Fans of best-selling author, Helen Forrester, will be delighted to learn that her acclaimed autobiography, By The Waters Of Liverpool, is being brought to life on stage by writer/co-producer Rob Fennah. A long-time friend of Helen, Rob was behind the success of both the musical and stage play versions of Helen’s earlier book, Twopence To Cross The Mersey. We caught up with Rob to ask him about the life of the novelist who inspired him and find out how it feels to be the custodian of someone’s life story.
How did you first meet Helen Forrester?
My background is in pop music and during the late-80s I was given a book called Twopence To Cross The Mersey while waiting to do an interview for a radio station. In it Helen referred to her father as a ‘butterfly in the rain’, a beautiful image that inspired me to write a song of the same title. A little while later, I was invited to meet Helen and perform the song for her. I was delighted when she used it when promoting her books around the world.
You were a young man in a leather jacket and she was a mature lady in tweeds, how did you collaborate artistically?
We got on. In the 1930s, Helen was a young woman trying to forge her way against adversity in an era when it was almost impossible for a female to be independent. I admired her spirit and resilience in refusing to take no for an answer and making her own way in the world. It’s an attitude that chimed with me. Around that time I had had some success with a musical production called First Night. I asked Helen if I could try turning her book, Twopence To Cross The Mersey, into a musical play. She agreed. In 1994, she flew from Canada to attend the premiere at the Empire in Liverpool.
What’s the theme of By The Waters Of Liverpool?
Twopence was about a wealthy family thrown into poverty and having to live with the streetwise working-class people of Liverpool; Helen had to leave school to bring up her younger siblings. The sequel, By The Waters Of Liverpool, is set a few years later. Helen is now a young woman, still living in squalor with two quarrelsome parents, trying to find friends and a social life outside the family home. She is convinced she is going to end up a spinster but then she meets someone and falls in love.
How have your stage adaptations been received by Helen’s family?
Helen saw Twopence as a musical play and enjoyed it so much she was moved to tears.
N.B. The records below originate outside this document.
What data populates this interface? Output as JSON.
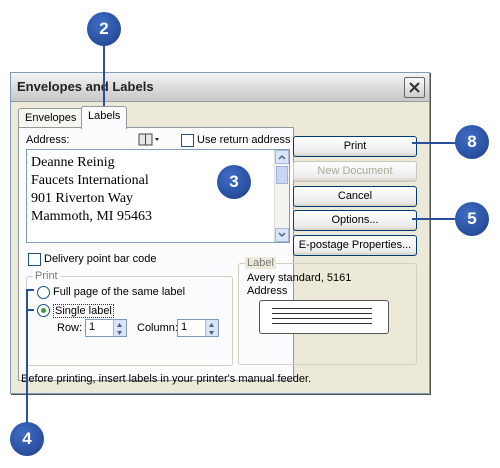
{
  "dialog": {
    "title": "Envelopes and Labels",
    "tabs": [
      {
        "label": "Envelopes"
      },
      {
        "label": "Labels"
      }
    ]
  },
  "address": {
    "label": "Address:",
    "lines": [
      "Deanne Reinig",
      "Faucets International",
      "901 Riverton Way",
      "Mammoth, MI 95463"
    ],
    "use_return_label": "Use return address",
    "use_return_checked": false
  },
  "delivery_barcode": {
    "label": "Delivery point bar code",
    "checked": false
  },
  "print_group": {
    "title": "Print",
    "options": [
      {
        "label": "Full page of the same label",
        "selected": false
      },
      {
        "label": "Single label",
        "selected": true
      }
    ],
    "row_label": "Row:",
    "row_value": "1",
    "column_label": "Column:",
    "column_value": "1"
  },
  "buttons": {
    "print": "Print",
    "new_document": "New Document",
    "cancel": "Cancel",
    "options": "Options...",
    "epostage": "E-postage Properties..."
  },
  "label_group": {
    "title": "Label",
    "name": "Avery standard, 5161",
    "type": "Address"
  },
  "footer_text": "Before printing, insert labels in your printer's manual feeder.",
  "callouts": {
    "c2": "2",
    "c3": "3",
    "c4": "4",
    "c5": "5",
    "c8": "8"
  },
  "colors": {
    "callout": "#2a4f9e",
    "title_bar": "#d8d8d8",
    "dialog_bg": "#ece9d8"
  }
}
She went on to endorse five further runs of this adaptation. Sadly, Helen passed away in 2011 aged 92. My most recent stage play adaptation of Twopence was endorsed by her son, Robert Bhatia, who came to see the show with his family in 2015. He loved it. As a result, Robert is fully supportive of my adaptation of By The Waters Of Liverpool and I am looking forward to welcoming him and his family to the premiere in October. I have always kept in mind that this is Helen’s story and the script must remain true to the books. While I’m writing I have this image of Helen looking over my shoulder saying, ‘This is my life!’ So, apart from it being a privilege to be entrusted with her most famous works, it’s also a big responsibility.
How do you adapt such a huge book to stage?
Actually, the stage play, By The Waters Of Liverpool, also features a sizeable chunk from Liverpool Miss, Helen’s second volume of autobiography, so it was even bigger job than the Twopence adaptation. And, to get as much story in as possible, we use a technique called ‘story theatre’ where the characters almost become part of the landscape itself. It’s a fluid and very theatrical way of presenting such a big story on stage.
You are the writer and co-producer. How do juggle your creative and business hats?
As someone who has performed on stage for many years myself, the audience are always my main priority. I want everyone to be entertained and go home feeling they’ve had a fantastic night out. It’s all about having a great story, great cast and a talented production team to pull all the elements together.
The sequel to Twopence To Cross The Mersey will have its UK premiere at the Liverpool Empire from Wednesday 3 to Saturday 13 October.